The city council of Madrid calls for suspension on public art in the capital’s historic centre following negative shift in public perception.20 August 2008
MADRID - Madrid's city council is proposing a moratorium on public art in the capital's historic centre, citing, among other reasons, "the negative shift in the perception of monuments" and "their inability to become part of the city's memory".
The banalisation of public art, a process that has been underway for decades, says the city arts department, is responsible for this new outlook on things.
A document that this department has sent to the Urban Quality Commission, in charge of the final decision, states that public monuments as a representation of the social collective have lost their strength, and that people no longer appreciate them as they did in the past.
In recent years, several neighbourhood associations have protested new initiatives such as La violetera, a lifelike sculpture of an anonymous violet seller that symbolises 19th-century Madrid.
There was also a well-publicised row in the 1990s over the installation across the city of large lamp post-like structures for publicity purposes, which have always been referred to in a negative fashion as chirimbolos (roughly translated as "thingamajigs").
On the other hand, a new sculpture that was recently installed at the renovated Anton Martin square, titled El abrazo (The Hug) and symbolising amnesty, was well accepted by locals.
Figurative versus abstract
Part of the problem, says the city, is the ongoing battle between figurative and abstract art, with the former gradually losing ground.
But ultimately, there is simply a lot of public art out there already.
Madrid has more than 1,000 elements of historical and artistic value, including countless sculptures, 520 fountains, and buildings galore that date as far back as the Middle Ages, such as the churches of San Pedro or San Nicolas de los Servitas, in old Madrid.
The city council is therefore proposing a moratorium on the installation of new monuments in the central area of Madrid known as "the almond," because of its shape.
There is one exception to this guideline, and that is cases in which the Urban Quality Commission feels that a new monument would respond to real social demand and reflect the importance of truly exceptional events.

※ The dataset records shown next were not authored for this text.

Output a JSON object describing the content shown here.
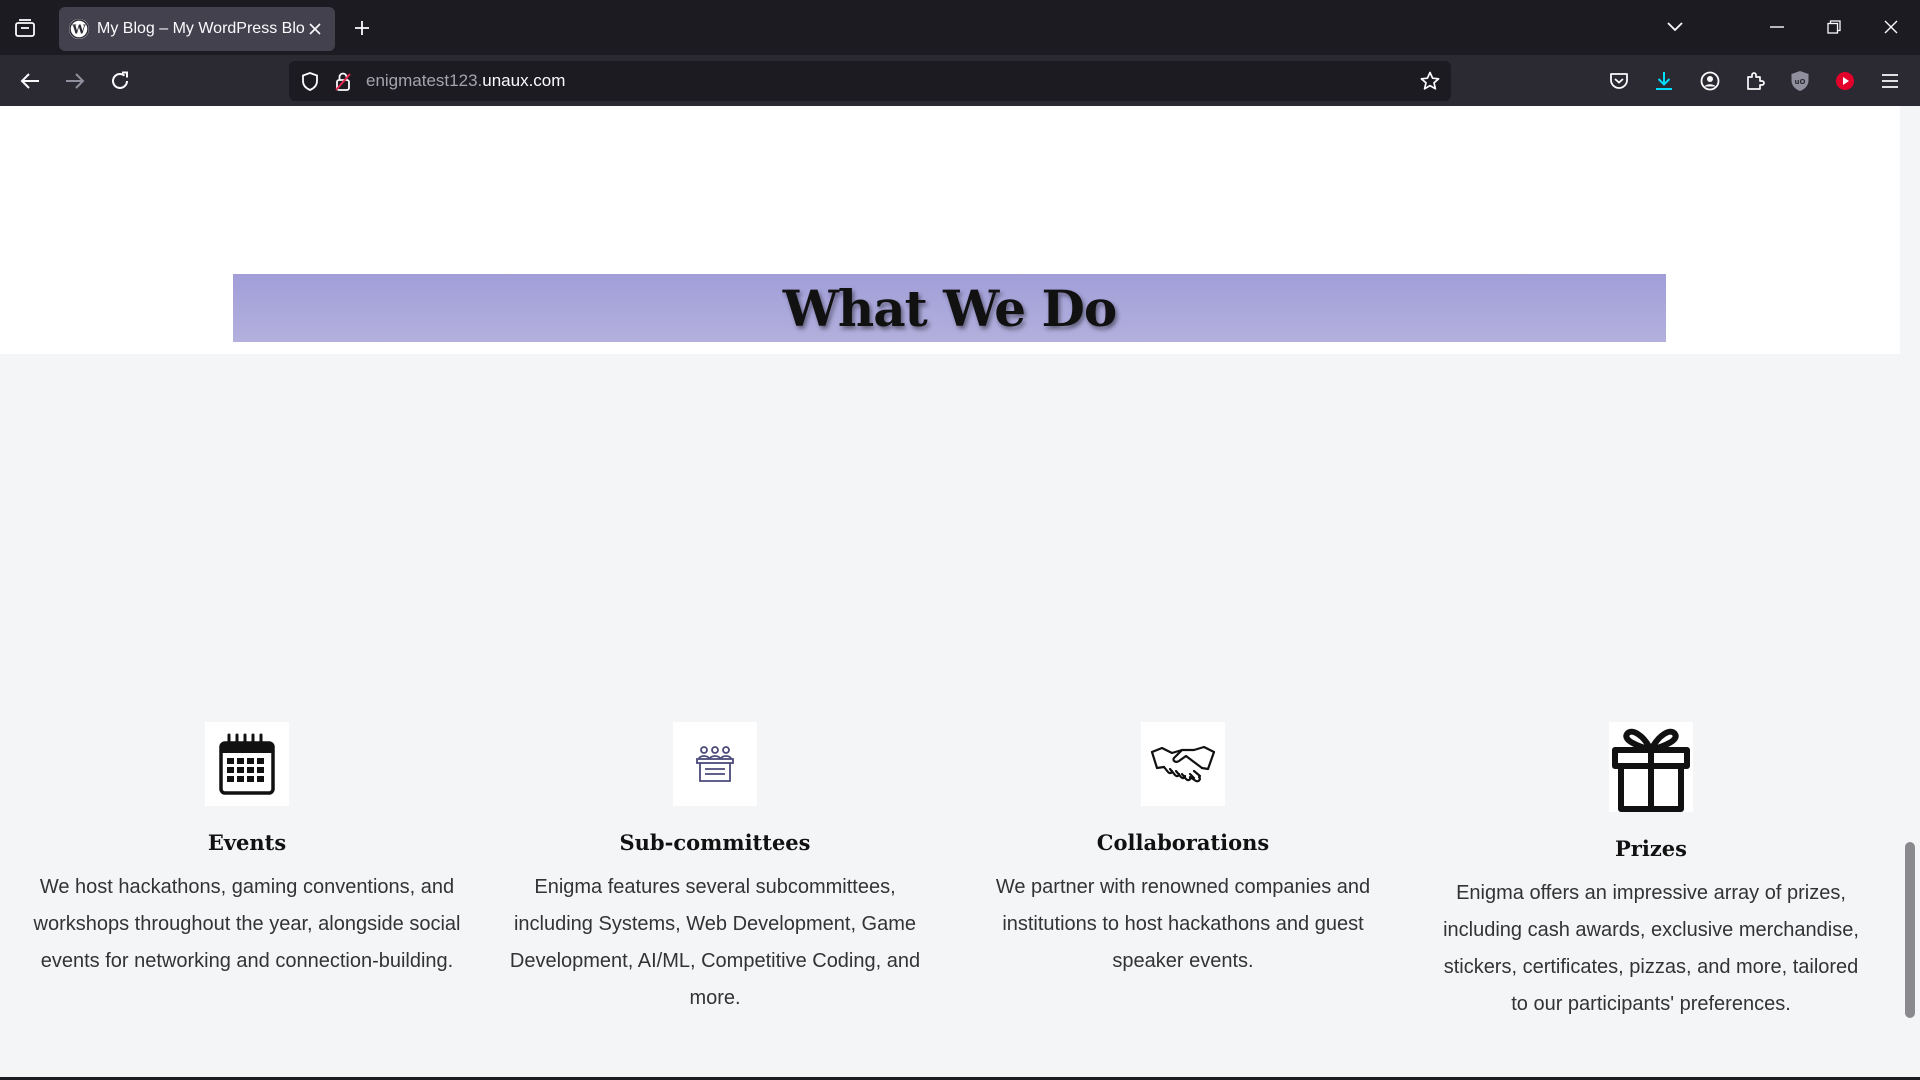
{
  "browser": {
    "tab": {
      "title": "My Blog – My WordPress Blog",
      "favicon": "wordpress-icon"
    },
    "url": {
      "subdomain": "enigmatest123.",
      "domain": "unaux.com"
    },
    "icons": {
      "tab_list": "tab-list-icon",
      "new_tab": "plus-icon",
      "list_all_tabs": "chevron-down-icon",
      "minimize": "minimize-icon",
      "restore": "restore-icon",
      "close": "close-icon",
      "back": "back-arrow-icon",
      "forward": "forward-arrow-icon",
      "reload": "reload-icon",
      "shield": "shield-icon",
      "insecure_lock": "insecure-lock-icon",
      "bookmark": "star-icon",
      "pocket": "pocket-icon",
      "downloads": "download-icon",
      "account": "account-icon",
      "extensions": "puzzle-icon",
      "ublock": "ublock-icon",
      "youtube_ext": "youtube-icon",
      "menu": "hamburger-icon"
    }
  },
  "page": {
    "section_heading": "What We Do",
    "colors": {
      "heading_bar_top": "#a19ed9",
      "heading_bar_bottom": "#b3b0dd",
      "section_background": "#f4f5f7"
    },
    "cards": [
      {
        "icon": "calendar-icon",
        "title": "Events",
        "text": "We host hackathons, gaming conventions, and workshops throughout the year, alongside social events for networking and connection-building."
      },
      {
        "icon": "committee-icon",
        "title": "Sub-committees",
        "text": "Enigma features several subcommittees, including Systems, Web Development, Game Development, AI/ML, Competitive Coding, and more."
      },
      {
        "icon": "handshake-icon",
        "title": "Collaborations",
        "text": "We partner with renowned companies and institutions to host hackathons and guest speaker events."
      },
      {
        "icon": "gift-icon",
        "title": "Prizes",
        "text": "Enigma offers an impressive array of prizes, including cash awards, exclusive merchandise, stickers, certificates, pizzas, and more, tailored to our participants' preferences."
      }
    ]
  }
}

The paradigm of such a monument, of course, is the tribute to the victims of the 11 March 2004 train bombings at Atocha train station, an 11-metre-high circular structure made of glass that plays with the changing light and was inaugurated in March 2007.
[El Pais / R Fraguas / Expatica]